▸ Problem to work on
The records below are to be duplicated exactly as they appear.

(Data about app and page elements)
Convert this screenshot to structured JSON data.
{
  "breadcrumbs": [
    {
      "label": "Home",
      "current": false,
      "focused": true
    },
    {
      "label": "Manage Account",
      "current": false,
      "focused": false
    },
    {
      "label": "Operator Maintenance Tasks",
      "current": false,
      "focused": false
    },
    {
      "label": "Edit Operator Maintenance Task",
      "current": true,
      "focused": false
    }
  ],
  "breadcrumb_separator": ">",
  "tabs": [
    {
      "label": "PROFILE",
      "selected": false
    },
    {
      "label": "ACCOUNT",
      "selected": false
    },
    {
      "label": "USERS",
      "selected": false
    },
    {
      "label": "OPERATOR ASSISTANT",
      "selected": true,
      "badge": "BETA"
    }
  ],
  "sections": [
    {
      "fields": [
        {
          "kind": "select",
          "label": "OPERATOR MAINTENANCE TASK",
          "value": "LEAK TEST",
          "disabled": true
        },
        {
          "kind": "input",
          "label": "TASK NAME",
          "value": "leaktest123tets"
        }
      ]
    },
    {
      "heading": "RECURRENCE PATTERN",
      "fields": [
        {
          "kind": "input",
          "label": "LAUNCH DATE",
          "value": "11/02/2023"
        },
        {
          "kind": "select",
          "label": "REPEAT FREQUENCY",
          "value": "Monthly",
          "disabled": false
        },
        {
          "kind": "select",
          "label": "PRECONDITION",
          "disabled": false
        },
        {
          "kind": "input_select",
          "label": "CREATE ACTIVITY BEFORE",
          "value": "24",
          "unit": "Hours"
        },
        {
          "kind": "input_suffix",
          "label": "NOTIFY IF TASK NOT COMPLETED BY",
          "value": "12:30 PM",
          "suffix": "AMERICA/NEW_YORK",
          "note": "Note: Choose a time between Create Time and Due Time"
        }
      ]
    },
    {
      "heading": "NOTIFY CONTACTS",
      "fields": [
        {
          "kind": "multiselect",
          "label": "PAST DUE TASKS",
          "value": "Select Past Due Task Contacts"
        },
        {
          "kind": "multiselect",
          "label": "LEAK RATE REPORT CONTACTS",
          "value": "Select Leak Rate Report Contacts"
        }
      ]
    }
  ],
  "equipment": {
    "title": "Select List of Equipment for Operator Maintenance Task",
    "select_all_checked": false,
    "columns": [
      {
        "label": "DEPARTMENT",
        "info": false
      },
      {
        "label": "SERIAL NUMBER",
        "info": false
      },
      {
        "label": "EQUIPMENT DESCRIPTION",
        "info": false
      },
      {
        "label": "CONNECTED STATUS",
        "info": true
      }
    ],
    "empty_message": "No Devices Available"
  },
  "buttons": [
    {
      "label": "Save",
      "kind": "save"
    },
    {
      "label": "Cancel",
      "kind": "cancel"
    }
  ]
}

▸ Answer box
Convert this screenshot to structured JSON data.
{
  "breadcrumbs": [
    {
      "label": "Home",
      "current": false,
      "focused": true
    },
    {
      "label": "Manage Account",
      "current": false,
      "focused": false
    },
    {
      "label": "Operator Maintenance Tasks",
      "current": false,
      "focused": false
    },
    {
      "label": "Edit Operator Maintenance Task",
      "current": true,
      "focused": false
    }
  ],
  "breadcrumb_separator": ">",
  "tabs": [
    {
      "label": "PROFILE",
      "selected": false
    },
    {
      "label": "ACCOUNT",
      "selected": false
    },
    {
      "label": "USERS",
      "selected": false
    },
    {
      "label": "OPERATOR ASSISTANT",
      "selected": true,
      "badge": "BETA"
    }
  ],
  "sections": [
    {
      "fields": [
        {
          "kind": "select",
          "label": "OPERATOR MAINTENANCE TASK",
          "value": "LEAK TEST",
          "disabled": true
        },
        {
          "kind": "input",
          "label": "TASK NAME",
          "value": "leaktest123tets"
        }
      ]
    },
    {
      "heading": "RECURRENCE PATTERN",
      "fields": [
        {
          "kind": "input",
          "label": "LAUNCH DATE",
          "value": "11/02/2023"
        },
        {
          "kind": "select",
          "label": "REPEAT FREQUENCY",
          "value": "Monthly",
          "disabled": false
        },
        {
          "kind": "select",
          "label": "PRECONDITION",
          "disabled": false
        },
        {
          "kind": "input_select",
          "label": "CREATE ACTIVITY BEFORE",
          "value": "24",
          "unit": "Hours"
        },
        {
          "kind": "input_suffix",
          "label": "NOTIFY IF TASK NOT COMPLETED BY",
          "value": "12:30 PM",
          "suffix": "AMERICA/NEW_YORK",
          "note": "Note: Choose a time between Create Time and Due Time"
        }
      ]
    },
    {
      "heading": "NOTIFY CONTACTS",
      "fields": [
        {
          "kind": "multiselect",
          "label": "PAST DUE TASKS",
          "value": "Select Past Due Task Contacts"
        },
        {
          "kind": "multiselect",
          "label": "LEAK RATE REPORT CONTACTS",
          "value": "Select Leak Rate Report Contacts"
        }
      ]
    }
  ],
  "equipment": {
    "title": "Select List of Equipment for Operator Maintenance Task",
    "select_all_checked": false,
    "columns": [
      {
        "label": "DEPARTMENT",
        "info": false
      },
      {
        "label": "SERIAL NUMBER",
        "info": false
      },
      {
        "label": "EQUIPMENT DESCRIPTION",
        "info": false
      },
      {
        "label": "CONNECTED STATUS",
        "info": true
      }
    ],
    "empty_message": "No Devices Available"
  },
  "buttons": [
    {
      "label": "Save",
      "kind": "save"
    },
    {
      "label": "Cancel",
      "kind": "cancel"
    }
  ]
}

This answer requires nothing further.